There could be a biological component. Mating! Fertility! Who looks the most like they have ripe, sexy ovaries? Me! Me! I do! My hair is the shiniest! I find myself not caring so much about the explanation, since no one seems to have any real idea.I just want us to stop getting caught in the net of the consequences of our cultural obsession with beauty. One way to do that is to appreciate our similarities. One way to do that is to appreciate our basic sex appeal. Our basic, consistent femininity. Bear is very impressed with me for having breasts. “No, no,” I tried to explain to him, “They’re not good breasts. They’re little! See how they’re little?”
He didn’t care. “They’re perfect,” he said, over and over, until I realized that what he meant was “they are breasts, and that is what I like about them.” “I’m getting softer because I’m gaining weight,” I patiently explained. “Soon I’m going to be fat, probably. See how chubby my arms are?” But he liked that, too.
Because the softness felt nice and made him happy. He could rest his head on it. And of course, most importantly, I keep on generating heat, without even trying. Just like a world-class mammal, I am warm. Watching those birth videos made me think that we spend way too much time thinking about what sets us apart from each other, what makes us look a little bit more like a movie star or what might make us look a little bit better than we already look.
There is something so powerful about what we already are. I might have to rethink my relationship with my vagina. And with the rest of me. There is something so sexy about the fact that I have these breasts. They are perfect, really. Not because of how they fit into the cosmic ranking systems for boobs, with God up there merrily squeezing and measuring and filing the data. Not because if Megan Fox took off her top for Playboy and so did I the readers immediately start chanting, “Kate WINS! Kate! Kate! Kate KA-ATE!” But because I have them. And they are soft. And I am warm.
(pshh! Ain’t no thang! I can do it in my sleep. source) * * *
Do you ever catch yourself feeling sexy just for being alive?
Unroast: Today I really do love my philtrum. When I just look at it, and let the rest of me go blurry, I think, “Perfect!” P.S. While on my birth kick, I went to see Birth Story, the documentary about Ina May Gaskin‘s life and work.

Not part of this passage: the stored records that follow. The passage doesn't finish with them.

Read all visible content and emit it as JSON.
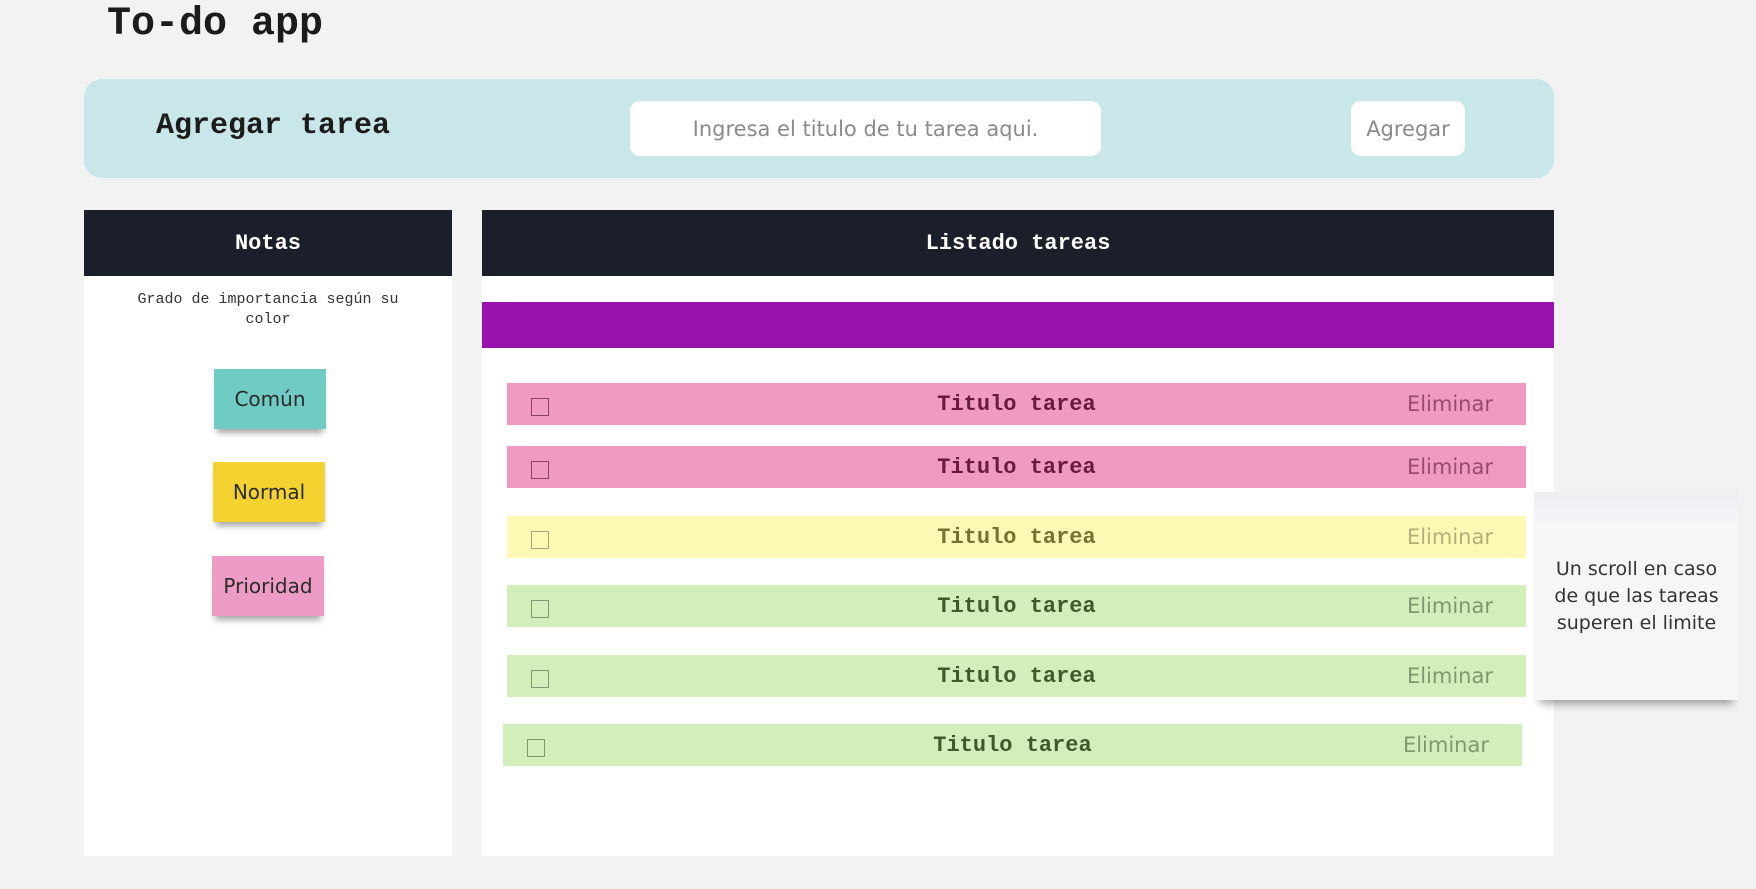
{
  "app": {
    "title": "To-do app"
  },
  "add_task": {
    "label": "Agregar tarea",
    "input_placeholder": "Ingresa el titulo de tu tarea aqui.",
    "input_value": "",
    "button_label": "Agregar"
  },
  "notes": {
    "header": "Notas",
    "description": "Grado de importancia según su color",
    "legend": [
      {
        "label": "Común",
        "color": "#6fcbc3"
      },
      {
        "label": "Normal",
        "color": "#f4d330"
      },
      {
        "label": "Prioridad",
        "color": "#ec9cc4"
      }
    ]
  },
  "tasks": {
    "header": "Listado tareas",
    "accent_color": "#9812ad",
    "items": [
      {
        "title": "Titulo tarea",
        "delete_label": "Eliminar",
        "priority": "Prioridad",
        "color": "#f09ac2",
        "checked": false
      },
      {
        "title": "Titulo tarea",
        "delete_label": "Eliminar",
        "priority": "Prioridad",
        "color": "#f09ac2",
        "checked": false
      },
      {
        "title": "Titulo tarea",
        "delete_label": "Eliminar",
        "priority": "Normal",
        "color": "#fdf9b4",
        "checked": false
      },
      {
        "title": "Titulo tarea",
        "delete_label": "Eliminar",
        "priority": "Común",
        "color": "#d2eebb",
        "checked": false
      },
      {
        "title": "Titulo tarea",
        "delete_label": "Eliminar",
        "priority": "Común",
        "color": "#d2eebb",
        "checked": false
      },
      {
        "title": "Titulo tarea",
        "delete_label": "Eliminar",
        "priority": "Común",
        "color": "#d2eebb",
        "checked": false
      }
    ]
  },
  "annotation": {
    "text": "Un scroll en caso de que las tareas superen el limite"
  }
}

It was amazing. Just had to give it a shout out. I actually watched a breech birth without covering my eyes, and then I applauded at the end of it. I went to see it with a friend who isn’t even close to thinking about having her own babies– she’s single and busily figuring her career out. And we both cried.

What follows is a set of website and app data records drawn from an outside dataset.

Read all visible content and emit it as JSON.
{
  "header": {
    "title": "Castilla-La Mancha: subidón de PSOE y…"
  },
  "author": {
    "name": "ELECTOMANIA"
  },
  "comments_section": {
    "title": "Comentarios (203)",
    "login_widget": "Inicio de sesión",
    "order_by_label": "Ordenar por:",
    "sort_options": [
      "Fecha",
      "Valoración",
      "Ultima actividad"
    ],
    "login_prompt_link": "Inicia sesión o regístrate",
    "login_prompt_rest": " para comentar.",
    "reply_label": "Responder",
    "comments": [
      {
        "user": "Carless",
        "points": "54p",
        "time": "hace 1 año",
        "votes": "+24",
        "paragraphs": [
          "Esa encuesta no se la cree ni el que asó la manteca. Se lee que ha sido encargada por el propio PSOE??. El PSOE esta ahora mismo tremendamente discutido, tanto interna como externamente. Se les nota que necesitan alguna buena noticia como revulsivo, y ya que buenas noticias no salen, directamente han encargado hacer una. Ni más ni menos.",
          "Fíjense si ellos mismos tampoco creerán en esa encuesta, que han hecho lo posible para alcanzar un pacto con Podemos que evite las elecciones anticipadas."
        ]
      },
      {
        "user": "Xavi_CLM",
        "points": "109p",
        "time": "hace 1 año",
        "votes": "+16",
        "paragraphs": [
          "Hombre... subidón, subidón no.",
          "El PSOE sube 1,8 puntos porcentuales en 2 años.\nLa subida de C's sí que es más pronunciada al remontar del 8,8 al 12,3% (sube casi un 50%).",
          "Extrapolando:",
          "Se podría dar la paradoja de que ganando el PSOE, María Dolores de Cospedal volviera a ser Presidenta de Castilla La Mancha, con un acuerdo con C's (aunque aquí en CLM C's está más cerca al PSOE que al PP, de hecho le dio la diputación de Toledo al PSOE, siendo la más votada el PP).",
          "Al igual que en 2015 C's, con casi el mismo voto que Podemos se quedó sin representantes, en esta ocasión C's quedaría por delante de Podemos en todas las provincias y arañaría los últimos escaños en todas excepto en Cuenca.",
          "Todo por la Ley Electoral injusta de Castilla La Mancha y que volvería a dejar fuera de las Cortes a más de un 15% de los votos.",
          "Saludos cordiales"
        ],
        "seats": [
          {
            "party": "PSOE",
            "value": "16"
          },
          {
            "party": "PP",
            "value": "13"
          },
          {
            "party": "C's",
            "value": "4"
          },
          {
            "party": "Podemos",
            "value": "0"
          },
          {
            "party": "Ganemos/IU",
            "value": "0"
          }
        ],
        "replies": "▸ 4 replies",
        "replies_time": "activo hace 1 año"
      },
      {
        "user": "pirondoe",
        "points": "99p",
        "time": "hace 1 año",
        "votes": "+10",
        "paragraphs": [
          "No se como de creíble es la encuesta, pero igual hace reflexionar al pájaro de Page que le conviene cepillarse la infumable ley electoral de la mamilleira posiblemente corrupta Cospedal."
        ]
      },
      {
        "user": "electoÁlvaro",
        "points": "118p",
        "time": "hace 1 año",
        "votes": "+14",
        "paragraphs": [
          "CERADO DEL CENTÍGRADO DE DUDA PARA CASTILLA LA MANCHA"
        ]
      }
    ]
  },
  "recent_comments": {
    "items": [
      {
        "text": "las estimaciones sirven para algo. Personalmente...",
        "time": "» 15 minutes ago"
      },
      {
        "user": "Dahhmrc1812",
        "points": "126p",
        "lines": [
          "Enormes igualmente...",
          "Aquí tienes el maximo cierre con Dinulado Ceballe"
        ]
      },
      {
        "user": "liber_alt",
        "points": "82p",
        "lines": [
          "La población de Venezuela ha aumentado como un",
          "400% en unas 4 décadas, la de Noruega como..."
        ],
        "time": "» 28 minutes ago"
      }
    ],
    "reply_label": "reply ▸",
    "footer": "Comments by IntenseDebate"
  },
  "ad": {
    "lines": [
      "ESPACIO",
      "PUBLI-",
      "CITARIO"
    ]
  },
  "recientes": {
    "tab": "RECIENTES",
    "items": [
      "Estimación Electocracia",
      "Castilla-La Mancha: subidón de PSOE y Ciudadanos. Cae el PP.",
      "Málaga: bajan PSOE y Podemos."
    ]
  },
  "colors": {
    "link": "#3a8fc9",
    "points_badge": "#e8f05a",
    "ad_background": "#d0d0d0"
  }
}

And when we came out of the theater, we were like, “WE ARE WOMEN!!!!” How did we never know how strong and fantastically skilled our specifically feminine bodies are? How did no one tell us? And here’s another picture of an arctic fox, because they are so damn cute:
This article was originally published on November 19, 2012 and can be seen here.